[Dataset rows for apps and sites]
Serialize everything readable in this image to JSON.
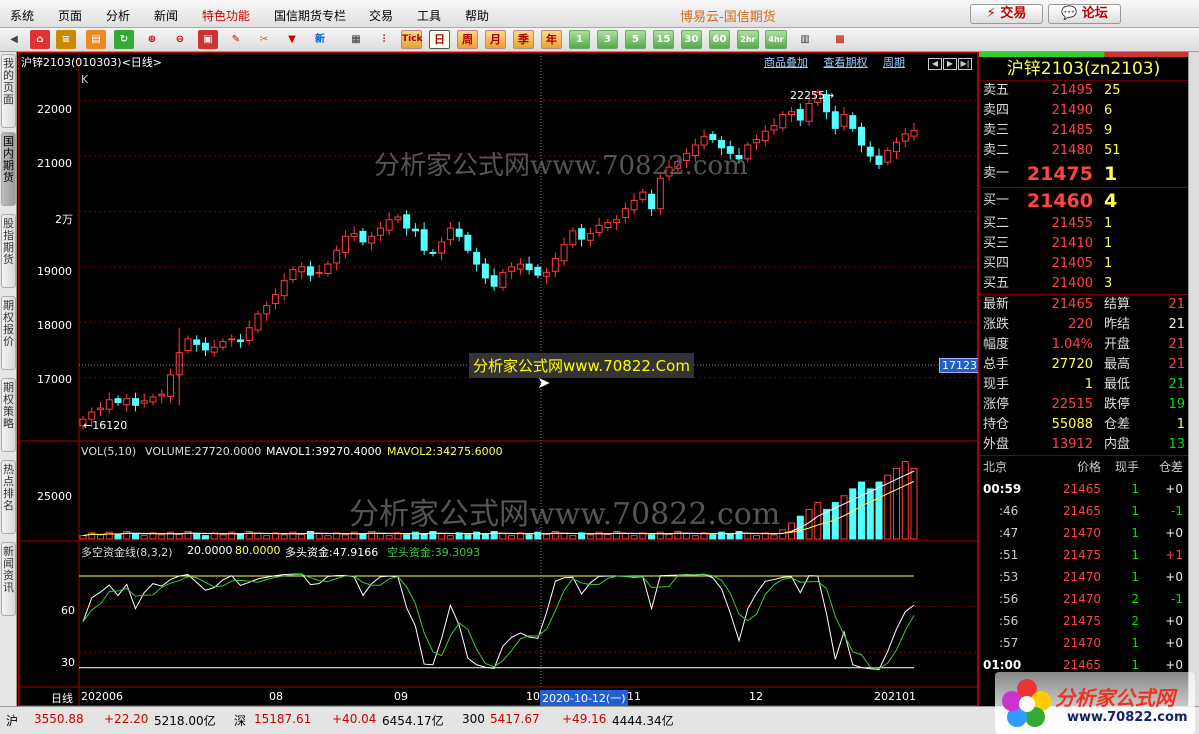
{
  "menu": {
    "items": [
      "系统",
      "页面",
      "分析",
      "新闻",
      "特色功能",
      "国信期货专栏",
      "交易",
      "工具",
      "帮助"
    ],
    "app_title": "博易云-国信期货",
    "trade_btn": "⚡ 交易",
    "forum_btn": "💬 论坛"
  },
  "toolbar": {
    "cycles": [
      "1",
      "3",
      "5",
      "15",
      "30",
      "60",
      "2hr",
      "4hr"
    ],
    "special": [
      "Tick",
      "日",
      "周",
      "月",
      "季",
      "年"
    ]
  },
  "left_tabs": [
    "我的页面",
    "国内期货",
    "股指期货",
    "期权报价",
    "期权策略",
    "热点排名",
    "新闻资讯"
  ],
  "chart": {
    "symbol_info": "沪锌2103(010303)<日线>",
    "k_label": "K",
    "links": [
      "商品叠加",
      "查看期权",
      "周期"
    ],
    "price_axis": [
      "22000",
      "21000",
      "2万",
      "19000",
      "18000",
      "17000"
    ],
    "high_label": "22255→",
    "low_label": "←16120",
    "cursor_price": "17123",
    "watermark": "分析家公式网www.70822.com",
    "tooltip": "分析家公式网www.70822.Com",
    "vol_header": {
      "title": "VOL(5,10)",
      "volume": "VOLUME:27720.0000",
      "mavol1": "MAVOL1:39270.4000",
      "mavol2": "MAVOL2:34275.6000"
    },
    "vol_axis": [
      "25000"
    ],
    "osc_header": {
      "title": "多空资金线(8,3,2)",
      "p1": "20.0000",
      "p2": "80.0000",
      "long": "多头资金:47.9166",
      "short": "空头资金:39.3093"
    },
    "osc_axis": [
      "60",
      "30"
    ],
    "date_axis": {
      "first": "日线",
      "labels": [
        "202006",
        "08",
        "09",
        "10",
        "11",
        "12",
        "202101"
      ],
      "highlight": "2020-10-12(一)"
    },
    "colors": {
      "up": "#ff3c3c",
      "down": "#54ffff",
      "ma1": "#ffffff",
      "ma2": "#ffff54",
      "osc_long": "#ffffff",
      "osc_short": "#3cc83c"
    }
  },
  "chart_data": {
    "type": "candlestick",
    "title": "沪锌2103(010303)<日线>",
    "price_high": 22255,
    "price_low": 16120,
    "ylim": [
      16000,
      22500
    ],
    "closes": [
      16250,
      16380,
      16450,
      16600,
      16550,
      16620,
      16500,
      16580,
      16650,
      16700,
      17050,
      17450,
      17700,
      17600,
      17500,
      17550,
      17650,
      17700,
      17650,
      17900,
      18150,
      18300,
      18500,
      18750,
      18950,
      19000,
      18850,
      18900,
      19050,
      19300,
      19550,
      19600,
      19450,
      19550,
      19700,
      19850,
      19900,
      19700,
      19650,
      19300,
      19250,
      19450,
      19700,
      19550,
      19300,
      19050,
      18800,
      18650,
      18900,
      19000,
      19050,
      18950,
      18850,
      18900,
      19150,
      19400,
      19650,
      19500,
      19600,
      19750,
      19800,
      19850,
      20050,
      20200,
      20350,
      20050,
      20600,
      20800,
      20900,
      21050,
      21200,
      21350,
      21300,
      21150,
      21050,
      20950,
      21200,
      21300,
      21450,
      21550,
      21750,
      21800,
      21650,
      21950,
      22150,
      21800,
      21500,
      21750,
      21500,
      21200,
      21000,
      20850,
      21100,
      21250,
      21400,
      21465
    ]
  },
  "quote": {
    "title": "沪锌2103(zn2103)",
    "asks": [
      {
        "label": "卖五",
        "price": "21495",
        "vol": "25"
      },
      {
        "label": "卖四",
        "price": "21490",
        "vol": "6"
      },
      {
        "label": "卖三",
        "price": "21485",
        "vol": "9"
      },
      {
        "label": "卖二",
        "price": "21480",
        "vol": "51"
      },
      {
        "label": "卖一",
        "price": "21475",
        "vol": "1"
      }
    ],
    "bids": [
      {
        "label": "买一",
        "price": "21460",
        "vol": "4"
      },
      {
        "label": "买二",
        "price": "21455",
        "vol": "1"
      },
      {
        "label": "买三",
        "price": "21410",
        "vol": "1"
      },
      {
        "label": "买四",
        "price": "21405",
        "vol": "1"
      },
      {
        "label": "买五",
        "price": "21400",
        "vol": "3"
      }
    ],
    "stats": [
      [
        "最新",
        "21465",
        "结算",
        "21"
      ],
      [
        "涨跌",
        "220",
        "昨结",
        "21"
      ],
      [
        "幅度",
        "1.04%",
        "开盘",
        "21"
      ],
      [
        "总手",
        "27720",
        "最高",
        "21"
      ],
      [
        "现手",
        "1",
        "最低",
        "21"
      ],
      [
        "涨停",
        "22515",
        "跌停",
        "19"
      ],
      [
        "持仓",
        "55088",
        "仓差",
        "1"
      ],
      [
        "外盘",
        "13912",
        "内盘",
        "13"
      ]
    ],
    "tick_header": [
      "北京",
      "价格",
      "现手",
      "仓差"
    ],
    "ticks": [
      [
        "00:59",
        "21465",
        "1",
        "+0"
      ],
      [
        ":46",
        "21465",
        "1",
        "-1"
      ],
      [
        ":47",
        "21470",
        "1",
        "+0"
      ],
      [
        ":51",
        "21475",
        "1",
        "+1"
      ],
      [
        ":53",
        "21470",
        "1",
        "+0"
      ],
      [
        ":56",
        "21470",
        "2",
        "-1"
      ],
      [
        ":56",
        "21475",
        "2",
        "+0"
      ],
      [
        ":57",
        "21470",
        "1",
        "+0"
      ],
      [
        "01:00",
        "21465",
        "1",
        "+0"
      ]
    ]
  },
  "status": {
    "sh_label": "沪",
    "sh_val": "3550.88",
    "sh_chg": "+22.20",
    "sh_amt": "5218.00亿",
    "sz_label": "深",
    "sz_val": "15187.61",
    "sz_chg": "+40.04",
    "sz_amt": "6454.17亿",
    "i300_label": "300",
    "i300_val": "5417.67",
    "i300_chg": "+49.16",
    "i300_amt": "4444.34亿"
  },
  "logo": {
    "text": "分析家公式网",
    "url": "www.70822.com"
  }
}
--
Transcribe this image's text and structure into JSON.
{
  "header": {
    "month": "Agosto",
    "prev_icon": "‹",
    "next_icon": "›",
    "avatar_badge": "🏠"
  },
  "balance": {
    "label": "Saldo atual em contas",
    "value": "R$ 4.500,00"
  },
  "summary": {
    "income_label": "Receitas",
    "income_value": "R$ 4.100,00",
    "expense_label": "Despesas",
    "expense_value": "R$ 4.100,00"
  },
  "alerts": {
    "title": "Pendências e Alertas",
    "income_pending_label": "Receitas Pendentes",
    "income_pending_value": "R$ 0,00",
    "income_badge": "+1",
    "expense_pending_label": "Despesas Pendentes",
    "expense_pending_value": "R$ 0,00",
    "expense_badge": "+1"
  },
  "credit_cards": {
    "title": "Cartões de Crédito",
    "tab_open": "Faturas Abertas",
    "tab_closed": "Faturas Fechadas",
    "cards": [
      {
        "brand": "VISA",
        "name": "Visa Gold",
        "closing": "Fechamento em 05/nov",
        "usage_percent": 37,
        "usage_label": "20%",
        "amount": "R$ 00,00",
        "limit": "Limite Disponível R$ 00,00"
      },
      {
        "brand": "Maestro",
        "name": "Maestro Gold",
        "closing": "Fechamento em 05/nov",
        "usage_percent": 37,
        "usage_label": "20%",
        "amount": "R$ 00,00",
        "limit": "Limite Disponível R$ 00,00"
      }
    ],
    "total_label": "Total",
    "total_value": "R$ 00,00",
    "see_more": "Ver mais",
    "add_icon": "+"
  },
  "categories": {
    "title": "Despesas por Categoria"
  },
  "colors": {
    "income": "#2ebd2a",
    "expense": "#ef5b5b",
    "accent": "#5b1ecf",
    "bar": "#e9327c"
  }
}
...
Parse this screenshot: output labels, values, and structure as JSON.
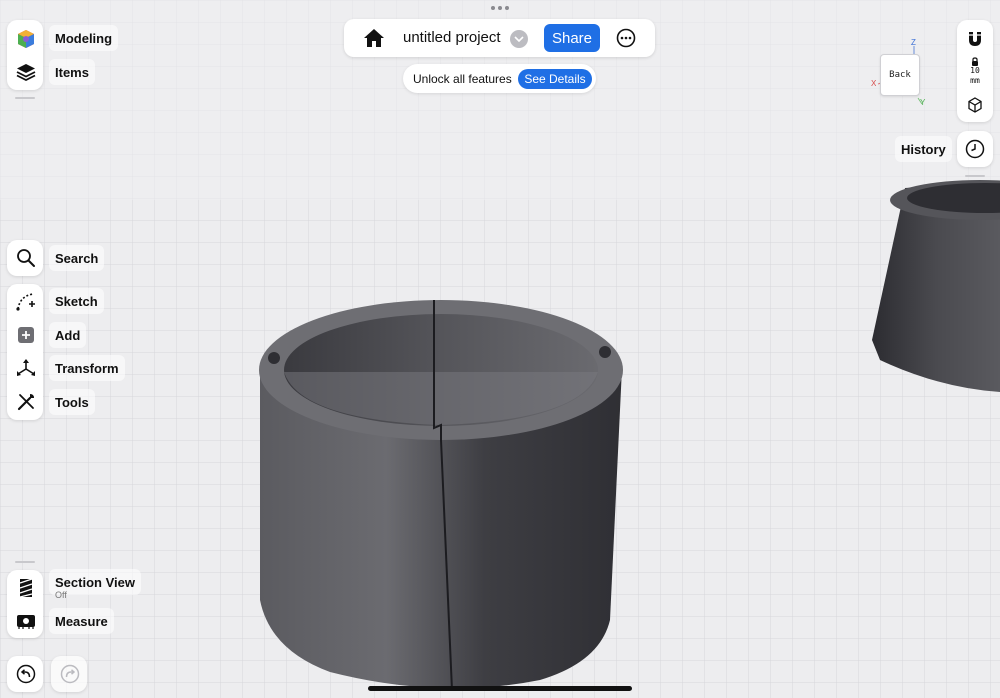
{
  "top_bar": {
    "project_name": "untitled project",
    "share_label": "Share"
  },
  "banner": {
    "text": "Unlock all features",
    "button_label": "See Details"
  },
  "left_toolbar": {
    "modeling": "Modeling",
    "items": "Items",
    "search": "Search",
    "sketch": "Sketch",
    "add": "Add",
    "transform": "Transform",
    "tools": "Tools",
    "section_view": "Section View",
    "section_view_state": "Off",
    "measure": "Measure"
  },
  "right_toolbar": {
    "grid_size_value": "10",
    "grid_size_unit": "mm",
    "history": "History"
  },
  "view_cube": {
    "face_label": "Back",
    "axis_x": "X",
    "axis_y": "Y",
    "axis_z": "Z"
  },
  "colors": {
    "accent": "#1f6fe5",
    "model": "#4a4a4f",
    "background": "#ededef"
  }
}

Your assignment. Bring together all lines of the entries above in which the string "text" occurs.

Your solution.
    "text": "分析家公式网",
Transcribe this image's text and structure into JSON.
    "text": "Unlock all features",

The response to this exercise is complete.